BEGIN Provided material
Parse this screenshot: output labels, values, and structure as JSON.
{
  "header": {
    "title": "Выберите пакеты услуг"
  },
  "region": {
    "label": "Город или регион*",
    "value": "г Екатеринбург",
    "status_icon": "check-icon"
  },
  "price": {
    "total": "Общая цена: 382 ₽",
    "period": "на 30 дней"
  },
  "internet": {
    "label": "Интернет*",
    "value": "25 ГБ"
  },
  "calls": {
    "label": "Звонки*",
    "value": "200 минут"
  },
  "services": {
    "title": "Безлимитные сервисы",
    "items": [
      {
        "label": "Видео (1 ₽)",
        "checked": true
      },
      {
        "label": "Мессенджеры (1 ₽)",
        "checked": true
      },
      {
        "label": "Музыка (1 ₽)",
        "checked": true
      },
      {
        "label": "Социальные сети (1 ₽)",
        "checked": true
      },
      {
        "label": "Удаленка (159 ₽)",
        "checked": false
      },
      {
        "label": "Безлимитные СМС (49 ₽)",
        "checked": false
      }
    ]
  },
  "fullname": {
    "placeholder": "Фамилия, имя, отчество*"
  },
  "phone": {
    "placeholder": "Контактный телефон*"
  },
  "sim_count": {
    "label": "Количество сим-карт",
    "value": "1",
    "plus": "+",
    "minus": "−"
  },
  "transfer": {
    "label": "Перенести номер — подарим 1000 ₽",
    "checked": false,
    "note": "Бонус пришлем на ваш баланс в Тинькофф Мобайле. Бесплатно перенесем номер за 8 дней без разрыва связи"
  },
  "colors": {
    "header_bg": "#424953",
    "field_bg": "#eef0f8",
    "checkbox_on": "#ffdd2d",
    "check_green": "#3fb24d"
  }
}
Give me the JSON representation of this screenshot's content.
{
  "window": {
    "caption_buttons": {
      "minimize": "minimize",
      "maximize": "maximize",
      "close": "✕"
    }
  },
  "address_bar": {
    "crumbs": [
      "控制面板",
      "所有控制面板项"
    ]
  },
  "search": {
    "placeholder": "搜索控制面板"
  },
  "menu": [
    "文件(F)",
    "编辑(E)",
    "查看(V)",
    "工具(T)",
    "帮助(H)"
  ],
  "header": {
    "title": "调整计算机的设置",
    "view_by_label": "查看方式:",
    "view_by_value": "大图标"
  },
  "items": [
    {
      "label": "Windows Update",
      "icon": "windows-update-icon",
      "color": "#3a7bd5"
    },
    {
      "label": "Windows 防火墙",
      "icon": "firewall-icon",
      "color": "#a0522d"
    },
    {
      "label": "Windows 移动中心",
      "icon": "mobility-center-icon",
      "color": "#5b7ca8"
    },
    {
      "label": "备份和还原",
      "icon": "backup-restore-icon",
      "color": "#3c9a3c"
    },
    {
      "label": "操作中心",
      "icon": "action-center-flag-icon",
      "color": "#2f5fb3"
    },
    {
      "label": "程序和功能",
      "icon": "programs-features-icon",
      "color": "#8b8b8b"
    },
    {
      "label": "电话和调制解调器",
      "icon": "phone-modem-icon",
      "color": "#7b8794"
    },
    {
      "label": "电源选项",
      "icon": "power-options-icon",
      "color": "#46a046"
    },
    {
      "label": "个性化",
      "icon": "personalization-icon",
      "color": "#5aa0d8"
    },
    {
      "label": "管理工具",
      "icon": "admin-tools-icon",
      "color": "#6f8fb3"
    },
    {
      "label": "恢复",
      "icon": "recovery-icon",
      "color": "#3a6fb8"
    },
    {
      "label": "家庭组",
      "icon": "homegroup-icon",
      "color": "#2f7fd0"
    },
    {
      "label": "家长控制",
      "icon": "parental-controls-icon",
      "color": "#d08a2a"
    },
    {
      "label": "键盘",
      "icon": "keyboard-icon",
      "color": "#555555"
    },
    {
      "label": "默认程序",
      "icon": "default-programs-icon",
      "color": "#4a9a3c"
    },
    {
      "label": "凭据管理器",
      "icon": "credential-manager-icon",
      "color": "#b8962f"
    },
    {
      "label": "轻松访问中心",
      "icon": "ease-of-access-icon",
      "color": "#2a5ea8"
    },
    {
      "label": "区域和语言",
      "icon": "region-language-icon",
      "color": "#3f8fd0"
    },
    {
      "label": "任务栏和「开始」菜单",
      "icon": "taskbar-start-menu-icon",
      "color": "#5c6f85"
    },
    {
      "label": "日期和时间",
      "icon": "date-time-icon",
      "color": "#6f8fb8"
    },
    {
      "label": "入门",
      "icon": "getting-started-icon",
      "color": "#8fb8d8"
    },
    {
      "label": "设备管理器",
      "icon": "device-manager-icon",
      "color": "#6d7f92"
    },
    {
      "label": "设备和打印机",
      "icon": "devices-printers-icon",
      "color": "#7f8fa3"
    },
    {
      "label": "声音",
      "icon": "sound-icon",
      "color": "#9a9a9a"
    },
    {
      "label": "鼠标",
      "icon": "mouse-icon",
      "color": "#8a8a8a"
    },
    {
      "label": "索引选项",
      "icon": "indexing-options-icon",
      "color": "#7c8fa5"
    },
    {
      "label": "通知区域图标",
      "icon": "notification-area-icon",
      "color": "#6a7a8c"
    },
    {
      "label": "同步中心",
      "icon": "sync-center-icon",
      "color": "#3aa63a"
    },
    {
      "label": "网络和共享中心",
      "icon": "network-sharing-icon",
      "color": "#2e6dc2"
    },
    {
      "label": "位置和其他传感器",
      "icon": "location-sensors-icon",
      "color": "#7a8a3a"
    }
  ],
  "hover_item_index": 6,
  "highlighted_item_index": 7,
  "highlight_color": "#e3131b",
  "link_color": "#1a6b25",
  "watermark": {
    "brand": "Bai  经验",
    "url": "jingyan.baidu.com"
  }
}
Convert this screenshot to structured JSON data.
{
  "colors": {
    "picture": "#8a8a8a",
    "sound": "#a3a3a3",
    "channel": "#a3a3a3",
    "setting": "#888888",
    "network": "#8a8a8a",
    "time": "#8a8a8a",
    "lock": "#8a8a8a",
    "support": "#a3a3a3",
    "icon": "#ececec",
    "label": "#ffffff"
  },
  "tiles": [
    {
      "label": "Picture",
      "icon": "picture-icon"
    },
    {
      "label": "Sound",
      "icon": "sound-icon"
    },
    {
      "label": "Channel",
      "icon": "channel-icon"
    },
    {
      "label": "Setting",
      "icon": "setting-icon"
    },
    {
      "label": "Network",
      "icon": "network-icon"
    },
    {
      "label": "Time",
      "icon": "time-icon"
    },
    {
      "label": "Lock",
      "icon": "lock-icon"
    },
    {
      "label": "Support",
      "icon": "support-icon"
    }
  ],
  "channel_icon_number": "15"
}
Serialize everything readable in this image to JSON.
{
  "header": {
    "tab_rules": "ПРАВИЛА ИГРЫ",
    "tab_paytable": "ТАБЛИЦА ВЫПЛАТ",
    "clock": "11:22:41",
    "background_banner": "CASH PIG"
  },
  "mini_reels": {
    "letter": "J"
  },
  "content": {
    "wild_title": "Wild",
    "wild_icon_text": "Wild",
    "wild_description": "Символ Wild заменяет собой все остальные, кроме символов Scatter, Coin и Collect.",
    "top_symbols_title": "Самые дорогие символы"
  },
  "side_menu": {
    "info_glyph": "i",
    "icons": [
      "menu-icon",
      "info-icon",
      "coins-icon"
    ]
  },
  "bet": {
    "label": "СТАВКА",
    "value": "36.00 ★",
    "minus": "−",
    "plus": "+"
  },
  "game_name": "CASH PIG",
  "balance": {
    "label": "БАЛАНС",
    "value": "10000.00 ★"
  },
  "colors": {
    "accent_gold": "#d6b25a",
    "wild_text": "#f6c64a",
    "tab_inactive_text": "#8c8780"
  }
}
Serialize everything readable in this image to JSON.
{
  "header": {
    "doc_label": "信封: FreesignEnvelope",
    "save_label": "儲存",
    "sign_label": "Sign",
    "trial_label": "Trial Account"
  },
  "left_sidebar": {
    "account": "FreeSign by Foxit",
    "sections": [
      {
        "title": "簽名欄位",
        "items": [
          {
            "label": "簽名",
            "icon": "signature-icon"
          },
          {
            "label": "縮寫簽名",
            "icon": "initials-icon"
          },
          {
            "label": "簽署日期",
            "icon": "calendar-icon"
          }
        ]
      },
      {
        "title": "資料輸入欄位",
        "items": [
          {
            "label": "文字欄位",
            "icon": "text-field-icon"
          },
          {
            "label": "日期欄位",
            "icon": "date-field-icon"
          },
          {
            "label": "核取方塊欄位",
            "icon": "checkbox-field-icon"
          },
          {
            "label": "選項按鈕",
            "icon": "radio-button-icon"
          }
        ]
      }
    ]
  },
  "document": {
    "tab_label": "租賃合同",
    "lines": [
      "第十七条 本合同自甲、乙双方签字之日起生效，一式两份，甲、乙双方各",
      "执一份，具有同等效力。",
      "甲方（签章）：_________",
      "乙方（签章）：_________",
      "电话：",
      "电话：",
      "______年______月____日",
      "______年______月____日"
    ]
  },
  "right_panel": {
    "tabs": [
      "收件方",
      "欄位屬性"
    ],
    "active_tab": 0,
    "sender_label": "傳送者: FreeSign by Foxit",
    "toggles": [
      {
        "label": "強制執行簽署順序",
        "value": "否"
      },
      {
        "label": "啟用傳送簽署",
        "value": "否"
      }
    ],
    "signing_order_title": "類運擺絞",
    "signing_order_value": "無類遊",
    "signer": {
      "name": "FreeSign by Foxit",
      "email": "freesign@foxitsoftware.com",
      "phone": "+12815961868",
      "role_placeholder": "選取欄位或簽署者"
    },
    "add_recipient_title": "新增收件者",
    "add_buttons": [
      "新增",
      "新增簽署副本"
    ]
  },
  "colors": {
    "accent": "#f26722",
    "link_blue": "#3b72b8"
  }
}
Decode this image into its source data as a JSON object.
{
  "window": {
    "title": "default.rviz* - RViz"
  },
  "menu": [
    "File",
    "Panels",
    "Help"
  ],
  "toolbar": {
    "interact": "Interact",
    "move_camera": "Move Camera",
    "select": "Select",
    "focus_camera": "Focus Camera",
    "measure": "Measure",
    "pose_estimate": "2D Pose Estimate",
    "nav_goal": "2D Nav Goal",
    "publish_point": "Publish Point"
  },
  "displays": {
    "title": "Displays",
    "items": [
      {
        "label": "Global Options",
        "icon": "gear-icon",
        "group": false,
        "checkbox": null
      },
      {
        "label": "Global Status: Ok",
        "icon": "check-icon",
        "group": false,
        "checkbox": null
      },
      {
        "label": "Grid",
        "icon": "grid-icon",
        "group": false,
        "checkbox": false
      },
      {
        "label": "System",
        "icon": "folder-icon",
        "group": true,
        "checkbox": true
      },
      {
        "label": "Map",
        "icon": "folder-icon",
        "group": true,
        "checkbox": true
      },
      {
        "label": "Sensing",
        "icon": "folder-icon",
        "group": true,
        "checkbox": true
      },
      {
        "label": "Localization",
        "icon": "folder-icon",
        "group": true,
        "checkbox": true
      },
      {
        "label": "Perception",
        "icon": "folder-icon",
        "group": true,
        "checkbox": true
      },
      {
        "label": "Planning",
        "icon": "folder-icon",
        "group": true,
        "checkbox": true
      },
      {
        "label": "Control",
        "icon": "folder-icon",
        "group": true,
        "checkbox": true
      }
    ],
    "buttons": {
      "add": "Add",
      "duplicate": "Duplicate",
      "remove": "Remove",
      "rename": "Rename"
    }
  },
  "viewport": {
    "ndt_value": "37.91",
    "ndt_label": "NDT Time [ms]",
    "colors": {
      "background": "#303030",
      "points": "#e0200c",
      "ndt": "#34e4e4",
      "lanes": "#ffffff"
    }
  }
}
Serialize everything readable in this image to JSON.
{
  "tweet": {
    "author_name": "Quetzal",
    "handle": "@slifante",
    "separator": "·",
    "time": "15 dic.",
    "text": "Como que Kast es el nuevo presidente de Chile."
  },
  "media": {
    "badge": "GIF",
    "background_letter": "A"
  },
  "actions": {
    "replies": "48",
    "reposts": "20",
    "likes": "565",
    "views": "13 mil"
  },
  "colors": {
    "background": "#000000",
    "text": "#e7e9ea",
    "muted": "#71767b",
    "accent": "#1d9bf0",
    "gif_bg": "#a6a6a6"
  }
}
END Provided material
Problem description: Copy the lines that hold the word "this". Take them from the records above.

Written answer:
Parse this screenshot: output labels, values, and structure as JSON.
Give me the JSON representation of this screenshot's content.
Convert this screenshot to structured JSON data.
Serialize everything readable in this image to JSON.
Serialize everything readable in this image to JSON.
Decode this image into its source data as a JSON object.
Serialize everything readable in this image to JSON.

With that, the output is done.